Interface dataset entries
BEGIN

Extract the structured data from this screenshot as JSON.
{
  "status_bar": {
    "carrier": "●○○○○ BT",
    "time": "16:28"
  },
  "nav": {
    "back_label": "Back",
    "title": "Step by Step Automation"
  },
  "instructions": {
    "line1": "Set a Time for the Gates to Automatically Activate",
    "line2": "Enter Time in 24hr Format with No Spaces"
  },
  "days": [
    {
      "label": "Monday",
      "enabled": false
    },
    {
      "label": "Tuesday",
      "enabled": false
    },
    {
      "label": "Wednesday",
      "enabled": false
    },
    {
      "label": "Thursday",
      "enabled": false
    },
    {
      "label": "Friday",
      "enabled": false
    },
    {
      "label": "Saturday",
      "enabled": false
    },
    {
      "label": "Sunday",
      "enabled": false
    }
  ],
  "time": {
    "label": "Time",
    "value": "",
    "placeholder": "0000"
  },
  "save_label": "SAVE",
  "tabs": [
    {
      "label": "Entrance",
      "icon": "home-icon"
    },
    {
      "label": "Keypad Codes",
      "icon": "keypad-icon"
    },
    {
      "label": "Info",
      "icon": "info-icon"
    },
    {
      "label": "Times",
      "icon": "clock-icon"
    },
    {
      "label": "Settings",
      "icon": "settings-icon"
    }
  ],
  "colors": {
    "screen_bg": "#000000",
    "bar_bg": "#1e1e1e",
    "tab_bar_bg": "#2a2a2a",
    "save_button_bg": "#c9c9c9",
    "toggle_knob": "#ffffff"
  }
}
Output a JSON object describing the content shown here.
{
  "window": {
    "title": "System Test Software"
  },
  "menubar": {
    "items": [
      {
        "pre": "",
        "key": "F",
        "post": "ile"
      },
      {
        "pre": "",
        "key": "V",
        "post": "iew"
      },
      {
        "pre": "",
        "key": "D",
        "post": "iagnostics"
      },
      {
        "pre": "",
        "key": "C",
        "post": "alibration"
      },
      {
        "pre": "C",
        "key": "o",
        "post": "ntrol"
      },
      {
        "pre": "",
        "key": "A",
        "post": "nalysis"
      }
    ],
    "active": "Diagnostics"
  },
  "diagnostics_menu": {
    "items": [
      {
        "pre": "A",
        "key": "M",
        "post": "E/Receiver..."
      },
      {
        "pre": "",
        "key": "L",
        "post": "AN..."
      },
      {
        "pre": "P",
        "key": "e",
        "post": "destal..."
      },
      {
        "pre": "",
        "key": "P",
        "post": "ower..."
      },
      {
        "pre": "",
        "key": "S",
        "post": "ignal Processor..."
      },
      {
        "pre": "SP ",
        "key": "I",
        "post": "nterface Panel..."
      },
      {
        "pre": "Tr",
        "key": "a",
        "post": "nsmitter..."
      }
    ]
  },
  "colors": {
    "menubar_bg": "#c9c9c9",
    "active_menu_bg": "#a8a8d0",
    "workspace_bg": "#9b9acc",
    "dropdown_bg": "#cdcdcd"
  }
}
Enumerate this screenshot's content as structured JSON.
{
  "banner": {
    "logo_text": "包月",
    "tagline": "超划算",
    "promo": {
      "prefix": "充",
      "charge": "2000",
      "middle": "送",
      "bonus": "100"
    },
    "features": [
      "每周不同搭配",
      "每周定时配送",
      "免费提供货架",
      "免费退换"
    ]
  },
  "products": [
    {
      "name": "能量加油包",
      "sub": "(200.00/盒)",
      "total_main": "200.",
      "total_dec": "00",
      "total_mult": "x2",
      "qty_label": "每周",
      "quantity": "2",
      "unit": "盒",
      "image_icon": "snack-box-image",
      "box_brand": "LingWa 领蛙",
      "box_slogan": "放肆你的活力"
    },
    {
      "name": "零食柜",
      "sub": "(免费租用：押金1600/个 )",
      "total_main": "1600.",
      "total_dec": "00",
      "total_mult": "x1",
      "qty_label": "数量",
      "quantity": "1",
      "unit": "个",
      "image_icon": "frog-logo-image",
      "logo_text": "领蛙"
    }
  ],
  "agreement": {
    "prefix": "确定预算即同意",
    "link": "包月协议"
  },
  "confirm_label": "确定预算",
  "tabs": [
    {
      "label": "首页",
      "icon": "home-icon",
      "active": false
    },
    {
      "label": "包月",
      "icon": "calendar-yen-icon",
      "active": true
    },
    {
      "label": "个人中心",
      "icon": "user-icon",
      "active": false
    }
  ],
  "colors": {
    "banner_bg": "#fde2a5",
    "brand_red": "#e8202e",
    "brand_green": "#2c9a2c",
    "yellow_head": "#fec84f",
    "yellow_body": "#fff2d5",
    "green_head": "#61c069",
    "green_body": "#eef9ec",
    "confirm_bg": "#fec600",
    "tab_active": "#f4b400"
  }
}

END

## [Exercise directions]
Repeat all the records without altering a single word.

## [Answer space]
Extract the structured data from this screenshot as JSON.
{
  "status_bar": {
    "carrier": "●○○○○ BT",
    "time": "16:28"
  },
  "nav": {
    "back_label": "Back",
    "title": "Step by Step Automation"
  },
  "instructions": {
    "line1": "Set a Time for the Gates to Automatically Activate",
    "line2": "Enter Time in 24hr Format with No Spaces"
  },
  "days": [
    {
      "label": "Monday",
      "enabled": false
    },
    {
      "label": "Tuesday",
      "enabled": false
    },
    {
      "label": "Wednesday",
      "enabled": false
    },
    {
      "label": "Thursday",
      "enabled": false
    },
    {
      "label": "Friday",
      "enabled": false
    },
    {
      "label": "Saturday",
      "enabled": false
    },
    {
      "label": "Sunday",
      "enabled": false
    }
  ],
  "time": {
    "label": "Time",
    "value": "",
    "placeholder": "0000"
  },
  "save_label": "SAVE",
  "tabs": [
    {
      "label": "Entrance",
      "icon": "home-icon"
    },
    {
      "label": "Keypad Codes",
      "icon": "keypad-icon"
    },
    {
      "label": "Info",
      "icon": "info-icon"
    },
    {
      "label": "Times",
      "icon": "clock-icon"
    },
    {
      "label": "Settings",
      "icon": "settings-icon"
    }
  ],
  "colors": {
    "screen_bg": "#000000",
    "bar_bg": "#1e1e1e",
    "tab_bar_bg": "#2a2a2a",
    "save_button_bg": "#c9c9c9",
    "toggle_knob": "#ffffff"
  }
}
Output a JSON object describing the content shown here.
{
  "window": {
    "title": "System Test Software"
  },
  "menubar": {
    "items": [
      {
        "pre": "",
        "key": "F",
        "post": "ile"
      },
      {
        "pre": "",
        "key": "V",
        "post": "iew"
      },
      {
        "pre": "",
        "key": "D",
        "post": "iagnostics"
      },
      {
        "pre": "",
        "key": "C",
        "post": "alibration"
      },
      {
        "pre": "C",
        "key": "o",
        "post": "ntrol"
      },
      {
        "pre": "",
        "key": "A",
        "post": "nalysis"
      }
    ],
    "active": "Diagnostics"
  },
  "diagnostics_menu": {
    "items": [
      {
        "pre": "A",
        "key": "M",
        "post": "E/Receiver..."
      },
      {
        "pre": "",
        "key": "L",
        "post": "AN..."
      },
      {
        "pre": "P",
        "key": "e",
        "post": "destal..."
      },
      {
        "pre": "",
        "key": "P",
        "post": "ower..."
      },
      {
        "pre": "",
        "key": "S",
        "post": "ignal Processor..."
      },
      {
        "pre": "SP ",
        "key": "I",
        "post": "nterface Panel..."
      },
      {
        "pre": "Tr",
        "key": "a",
        "post": "nsmitter..."
      }
    ]
  },
  "colors": {
    "menubar_bg": "#c9c9c9",
    "active_menu_bg": "#a8a8d0",
    "workspace_bg": "#9b9acc",
    "dropdown_bg": "#cdcdcd"
  }
}
Enumerate this screenshot's content as structured JSON.
{
  "banner": {
    "logo_text": "包月",
    "tagline": "超划算",
    "promo": {
      "prefix": "充",
      "charge": "2000",
      "middle": "送",
      "bonus": "100"
    },
    "features": [
      "每周不同搭配",
      "每周定时配送",
      "免费提供货架",
      "免费退换"
    ]
  },
  "products": [
    {
      "name": "能量加油包",
      "sub": "(200.00/盒)",
      "total_main": "200.",
      "total_dec": "00",
      "total_mult": "x2",
      "qty_label": "每周",
      "quantity": "2",
      "unit": "盒",
      "image_icon": "snack-box-image",
      "box_brand": "LingWa 领蛙",
      "box_slogan": "放肆你的活力"
    },
    {
      "name": "零食柜",
      "sub": "(免费租用：押金1600/个 )",
      "total_main": "1600.",
      "total_dec": "00",
      "total_mult": "x1",
      "qty_label": "数量",
      "quantity": "1",
      "unit": "个",
      "image_icon": "frog-logo-image",
      "logo_text": "领蛙"
    }
  ],
  "agreement": {
    "prefix": "确定预算即同意",
    "link": "包月协议"
  },
  "confirm_label": "确定预算",
  "tabs": [
    {
      "label": "首页",
      "icon": "home-icon",
      "active": false
    },
    {
      "label": "包月",
      "icon": "calendar-yen-icon",
      "active": true
    },
    {
      "label": "个人中心",
      "icon": "user-icon",
      "active": false
    }
  ],
  "colors": {
    "banner_bg": "#fde2a5",
    "brand_red": "#e8202e",
    "brand_green": "#2c9a2c",
    "yellow_head": "#fec84f",
    "yellow_body": "#fff2d5",
    "green_head": "#61c069",
    "green_body": "#eef9ec",
    "confirm_bg": "#fec600",
    "tab_active": "#f4b400"
  }
}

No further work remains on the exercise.